Some of my friends, real or virtual, complain after their races that they were dismayed by how lousy they felt. That their time sucked. They felt great in training – and yet they fell apart in the race. What happened? They ask themselves. When I got my triathlon coaching certification, one of my favorite workshops was with Bobby McGee, the author of Magical Running and a coach to elite and professional athletes. He explained that if we go into a race with a specific time goal, we are very likely to be disappointed. There are so many variables beyond our control, no matter what our training looked like. Weather, terrain, crowd behavior, opponents, etc. He suggested, instead, that we choose a time possible as a target, but that our goals be something we actually can control: patience; flexibility; gratitude. In other words, that we adopt a certain attitude as our goal. Because, inevitably, no matter how much or how we train, there will be surprises on race day. And if we are married to a time-measured goal or a rank, we are setting ourselves up for potential failure.

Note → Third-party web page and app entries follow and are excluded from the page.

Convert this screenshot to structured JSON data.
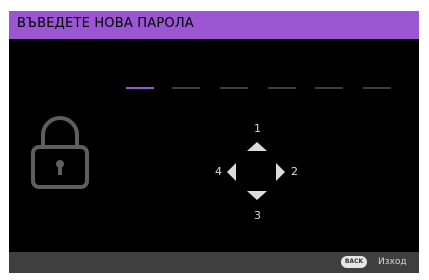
{
  "header": {
    "title": "ВЪВЕДЕТЕ НОВА ПАРОЛА"
  },
  "password": {
    "total_digits": 6,
    "entered_digits": 0
  },
  "icons": {
    "lock": "lock-icon"
  },
  "keypad": {
    "up": "1",
    "right": "2",
    "down": "3",
    "left": "4"
  },
  "footer": {
    "back_key": "BACK",
    "exit_label": "Изход"
  },
  "colors": {
    "accent": "#9b57d3",
    "background": "#000000",
    "footer": "#3f3f3f",
    "slot_inactive": "#3e3e3e"
  }
}
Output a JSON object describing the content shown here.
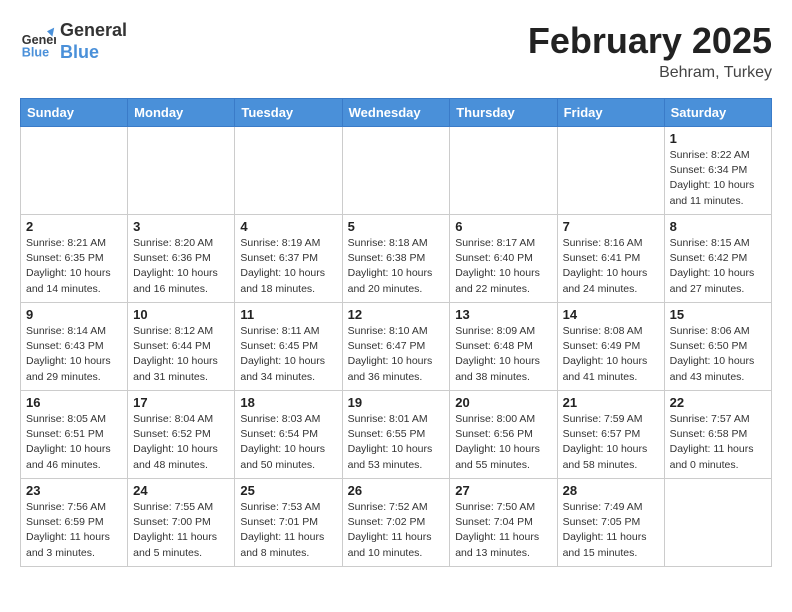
{
  "header": {
    "logo_general": "General",
    "logo_blue": "Blue",
    "month_year": "February 2025",
    "location": "Behram, Turkey"
  },
  "days_of_week": [
    "Sunday",
    "Monday",
    "Tuesday",
    "Wednesday",
    "Thursday",
    "Friday",
    "Saturday"
  ],
  "weeks": [
    [
      {
        "day": "",
        "info": ""
      },
      {
        "day": "",
        "info": ""
      },
      {
        "day": "",
        "info": ""
      },
      {
        "day": "",
        "info": ""
      },
      {
        "day": "",
        "info": ""
      },
      {
        "day": "",
        "info": ""
      },
      {
        "day": "1",
        "info": "Sunrise: 8:22 AM\nSunset: 6:34 PM\nDaylight: 10 hours\nand 11 minutes."
      }
    ],
    [
      {
        "day": "2",
        "info": "Sunrise: 8:21 AM\nSunset: 6:35 PM\nDaylight: 10 hours\nand 14 minutes."
      },
      {
        "day": "3",
        "info": "Sunrise: 8:20 AM\nSunset: 6:36 PM\nDaylight: 10 hours\nand 16 minutes."
      },
      {
        "day": "4",
        "info": "Sunrise: 8:19 AM\nSunset: 6:37 PM\nDaylight: 10 hours\nand 18 minutes."
      },
      {
        "day": "5",
        "info": "Sunrise: 8:18 AM\nSunset: 6:38 PM\nDaylight: 10 hours\nand 20 minutes."
      },
      {
        "day": "6",
        "info": "Sunrise: 8:17 AM\nSunset: 6:40 PM\nDaylight: 10 hours\nand 22 minutes."
      },
      {
        "day": "7",
        "info": "Sunrise: 8:16 AM\nSunset: 6:41 PM\nDaylight: 10 hours\nand 24 minutes."
      },
      {
        "day": "8",
        "info": "Sunrise: 8:15 AM\nSunset: 6:42 PM\nDaylight: 10 hours\nand 27 minutes."
      }
    ],
    [
      {
        "day": "9",
        "info": "Sunrise: 8:14 AM\nSunset: 6:43 PM\nDaylight: 10 hours\nand 29 minutes."
      },
      {
        "day": "10",
        "info": "Sunrise: 8:12 AM\nSunset: 6:44 PM\nDaylight: 10 hours\nand 31 minutes."
      },
      {
        "day": "11",
        "info": "Sunrise: 8:11 AM\nSunset: 6:45 PM\nDaylight: 10 hours\nand 34 minutes."
      },
      {
        "day": "12",
        "info": "Sunrise: 8:10 AM\nSunset: 6:47 PM\nDaylight: 10 hours\nand 36 minutes."
      },
      {
        "day": "13",
        "info": "Sunrise: 8:09 AM\nSunset: 6:48 PM\nDaylight: 10 hours\nand 38 minutes."
      },
      {
        "day": "14",
        "info": "Sunrise: 8:08 AM\nSunset: 6:49 PM\nDaylight: 10 hours\nand 41 minutes."
      },
      {
        "day": "15",
        "info": "Sunrise: 8:06 AM\nSunset: 6:50 PM\nDaylight: 10 hours\nand 43 minutes."
      }
    ],
    [
      {
        "day": "16",
        "info": "Sunrise: 8:05 AM\nSunset: 6:51 PM\nDaylight: 10 hours\nand 46 minutes."
      },
      {
        "day": "17",
        "info": "Sunrise: 8:04 AM\nSunset: 6:52 PM\nDaylight: 10 hours\nand 48 minutes."
      },
      {
        "day": "18",
        "info": "Sunrise: 8:03 AM\nSunset: 6:54 PM\nDaylight: 10 hours\nand 50 minutes."
      },
      {
        "day": "19",
        "info": "Sunrise: 8:01 AM\nSunset: 6:55 PM\nDaylight: 10 hours\nand 53 minutes."
      },
      {
        "day": "20",
        "info": "Sunrise: 8:00 AM\nSunset: 6:56 PM\nDaylight: 10 hours\nand 55 minutes."
      },
      {
        "day": "21",
        "info": "Sunrise: 7:59 AM\nSunset: 6:57 PM\nDaylight: 10 hours\nand 58 minutes."
      },
      {
        "day": "22",
        "info": "Sunrise: 7:57 AM\nSunset: 6:58 PM\nDaylight: 11 hours\nand 0 minutes."
      }
    ],
    [
      {
        "day": "23",
        "info": "Sunrise: 7:56 AM\nSunset: 6:59 PM\nDaylight: 11 hours\nand 3 minutes."
      },
      {
        "day": "24",
        "info": "Sunrise: 7:55 AM\nSunset: 7:00 PM\nDaylight: 11 hours\nand 5 minutes."
      },
      {
        "day": "25",
        "info": "Sunrise: 7:53 AM\nSunset: 7:01 PM\nDaylight: 11 hours\nand 8 minutes."
      },
      {
        "day": "26",
        "info": "Sunrise: 7:52 AM\nSunset: 7:02 PM\nDaylight: 11 hours\nand 10 minutes."
      },
      {
        "day": "27",
        "info": "Sunrise: 7:50 AM\nSunset: 7:04 PM\nDaylight: 11 hours\nand 13 minutes."
      },
      {
        "day": "28",
        "info": "Sunrise: 7:49 AM\nSunset: 7:05 PM\nDaylight: 11 hours\nand 15 minutes."
      },
      {
        "day": "",
        "info": ""
      }
    ]
  ]
}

So – if your performance at your recent event was in your opinion, disappointing or downright mortifying – I invite you to look at it this way: did you quit? Or did you keep going, in spite of the fact that you were in pain, you wanted to puke, you questioned your sanity? So, you missed your desired finishing time by a few minutes or hours – what did that teach you? Maybe you need to tweak your nutrition (try FuXion by the way – it’s amazing stuff!). Maybe you need to build more rest into your training plan, especially if you have a stressful life. Maybe you need to do more strength training, cross-training, yoga. Maybe you need to say the Serenity Prayer on a regular basis. Whatever it is that you learned from this experience, the fact that it was an opportunity for you to learn more about yourself and about life, makes it in many ways an awesome race. I have a lot of finisher medals and podium medals and trophies, and the ones that mean the most to me are not always the ones that looked the best on paper (or in an App).
Sometimes success is not measured as much by a GPS watch as by what is felt in the soul. The fact that people can so easily track us now via race apps and social media can put a lot of pressure on us. But it’s good to remember that most of us are not sponsored by NIKE (though if anyone from HOKA or OOfos is reading this, I would love to be sponsored by you, you saved my feet!!!) – so our split times and finishing time is really not that important to most people. And all that work that we put into ourselves by living in the discomfort zone for hours on end each week, working toward something that very few people do – that cannot be measured by linear time as recorded by a finish line mat. No more than the love that we have for running can be measured by a ruler.
YOU ARE AMAZING.
Just. Keep. Going.
Motivational coach, athlete, mom, entrepreneur. I love helping people mindfully reboot their health & joy.